The Summer He Didn’t Die, Harrison’s fifth collection of novellas, marks the return of his best-known character, the free-spirited and amorous Brown Dog (or BD), a mixed-blood Indian from Northern Michigan. The title story finds Brown Dog married and caring for his two stepchildren. While their alcoholic mother serves a prison sentence, he tries to prevent his disabled child from being placed in a special education school. The middle story, "Republican Wives," is told from the perspective of three wealthy women who share a lover one of them may have killed. The collection is rounded out by the highly autobiographical "Tracking," in which Harrison explores the psyche of the writer.
Atlantic Monthly Press. 278 pages. $24.00 ISBN: 0871138921
Kansas City Star
"Here, writing in breathlessly paced third person, Harrison does what he didn’t quite get done in his 2002 memoir Off to the Side: He reveals the deeper textures of his life—key literary influences, sustaining personal philosophies and the various places that have shaped him. It’s a fitting recap of his career to this point." Kathleen Johnson
NY Times Book Review

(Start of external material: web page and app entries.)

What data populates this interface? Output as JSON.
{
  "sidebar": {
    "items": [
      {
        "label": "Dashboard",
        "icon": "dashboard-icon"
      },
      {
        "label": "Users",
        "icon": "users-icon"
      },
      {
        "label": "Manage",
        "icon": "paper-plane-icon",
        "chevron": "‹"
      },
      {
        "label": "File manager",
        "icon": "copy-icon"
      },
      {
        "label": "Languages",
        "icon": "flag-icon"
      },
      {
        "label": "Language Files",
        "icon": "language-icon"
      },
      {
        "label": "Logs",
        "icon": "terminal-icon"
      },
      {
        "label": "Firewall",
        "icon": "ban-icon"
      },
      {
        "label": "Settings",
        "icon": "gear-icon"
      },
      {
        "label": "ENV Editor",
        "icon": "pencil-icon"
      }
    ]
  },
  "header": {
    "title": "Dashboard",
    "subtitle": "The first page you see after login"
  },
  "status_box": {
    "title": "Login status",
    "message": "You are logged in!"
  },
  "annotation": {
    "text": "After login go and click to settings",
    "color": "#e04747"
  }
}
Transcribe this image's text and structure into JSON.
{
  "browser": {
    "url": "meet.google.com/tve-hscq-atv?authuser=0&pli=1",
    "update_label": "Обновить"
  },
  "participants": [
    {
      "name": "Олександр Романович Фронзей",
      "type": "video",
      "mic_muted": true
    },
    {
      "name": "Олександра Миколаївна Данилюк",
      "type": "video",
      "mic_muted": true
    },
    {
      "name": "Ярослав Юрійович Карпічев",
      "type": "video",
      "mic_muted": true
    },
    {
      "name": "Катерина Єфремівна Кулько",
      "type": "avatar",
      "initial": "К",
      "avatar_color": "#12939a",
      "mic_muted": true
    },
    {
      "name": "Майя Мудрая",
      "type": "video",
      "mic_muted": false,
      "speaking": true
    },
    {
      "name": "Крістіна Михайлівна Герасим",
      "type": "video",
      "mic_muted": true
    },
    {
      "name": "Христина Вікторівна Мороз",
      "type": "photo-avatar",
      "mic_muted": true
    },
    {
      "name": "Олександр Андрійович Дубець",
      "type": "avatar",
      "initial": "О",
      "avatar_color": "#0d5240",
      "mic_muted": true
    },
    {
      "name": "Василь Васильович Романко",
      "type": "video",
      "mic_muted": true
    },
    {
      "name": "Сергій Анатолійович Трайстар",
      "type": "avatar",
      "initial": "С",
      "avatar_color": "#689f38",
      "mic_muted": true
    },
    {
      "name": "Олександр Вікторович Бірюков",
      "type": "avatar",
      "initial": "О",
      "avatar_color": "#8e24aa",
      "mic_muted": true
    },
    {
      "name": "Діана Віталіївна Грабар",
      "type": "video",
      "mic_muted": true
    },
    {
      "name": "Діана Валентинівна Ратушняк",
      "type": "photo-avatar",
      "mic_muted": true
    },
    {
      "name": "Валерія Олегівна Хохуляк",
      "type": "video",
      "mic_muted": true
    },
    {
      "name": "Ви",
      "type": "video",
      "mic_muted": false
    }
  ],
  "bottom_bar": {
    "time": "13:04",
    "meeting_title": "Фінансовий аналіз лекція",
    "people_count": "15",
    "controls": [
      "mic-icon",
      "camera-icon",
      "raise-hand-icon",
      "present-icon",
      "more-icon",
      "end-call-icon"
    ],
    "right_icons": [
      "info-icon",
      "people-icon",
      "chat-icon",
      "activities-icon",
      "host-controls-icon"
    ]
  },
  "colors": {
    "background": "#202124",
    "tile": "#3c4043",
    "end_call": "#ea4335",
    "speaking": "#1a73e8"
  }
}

"One of the pleasures of reading Jim Harrison’s fifth collection of novellas is the reminder that this intermediate, unloved, and ostensibly unpublishable form is capable of great range and vitality. Novellas must pack all the apparatus of a novel (characters moving through time, sustained action) into a briefer space. . . . The Summer He Didn’t Die meets all these technical requirements, but mostly it succeeds because it is fueled by solid storytelling and by Harrison’s characteristic ease as a stylist." Jean Thompson
Milwaukee Jrnl Sentinel
"Harrison is one of the few writers to regularly opt for the novella. . . . The challenge with this narrative form is to create a true literary world in about 100 pages. The danger is that the novella will read like the synopsis of a novel that, for whatever reasons, was never written. This is a trap that a writer of Jim Harrison’s rare caliber manages to avoid." Jean Charbonneau
Los Angeles Times
"The Summer He Didn’t Die doesn’t match the lean precision of Harrison’s best work. Nonetheless, these new novellas are urgent and contemporary, displaying his marvelous gifts for compression and idiosyncratic language." Jane Ciabattari
"Tracking comes as a jolting contrast to the preceding stories, tracking the author’s actual life so closely that the fictional aspects must be elusive to anyone outside Harrison’s immediate family. . . . Harrison has crafted Tracking as a series of simple, declarative sentences and arranged them almost as a transcript of oral history, with little of the wit and poetry of the companion pieces." Fred Grimm
Rocky Mountain News
"The new collection is a little uneven. . . . [F]ans of Harrison will best enjoy this collection overall, particularly the opportunity that the title novella offers to catch up with Brown Dog again, but those new to Harrison or to novellas might want to turn to other books for the best of both." Jenny Shank
San Francisco Chronicle
"The title novella in The Summer He Didn’t Die is not only among his best, but about as joyous as fiction gets . . . . Although Harrison’s trio of novellas dips in the middle with ‘Republican Wives,’ he again demonstrates his range as a writer. When one of the three eponymous wives quips, ‘Wealthy woman’s life lacks content,’ she unfortunately sums up both the theme of this second story and the reason it falls flat." Heller McAlpin
Harrison is arguably America’s master of the novella, and critics praise him for conquering such a challenging literary form. "The Summer He Didn’t Die" evokes Harrison’s previous Brown Dog stories—here narrating Brown Dog’s latest adventures—to please longtime fans, though even sympathetic critics concede that this latest collection is perhaps not his best. Some critics were surprised at the inclusion of the autobiographical "Tracking" so closely on the heels of Harrison’s 2002 memoir, Off to the Side.
Also by the Author
Legends of the Fall (1979): Legends contains three novellas that you should read. "Legends of the Fall" is better than the Brad Pitt film of the same name; "Revenge" is better than the Kevin Costner film of the same name; and "The Man Who Gave Up His Name" has yet to be adapted by Hollywood.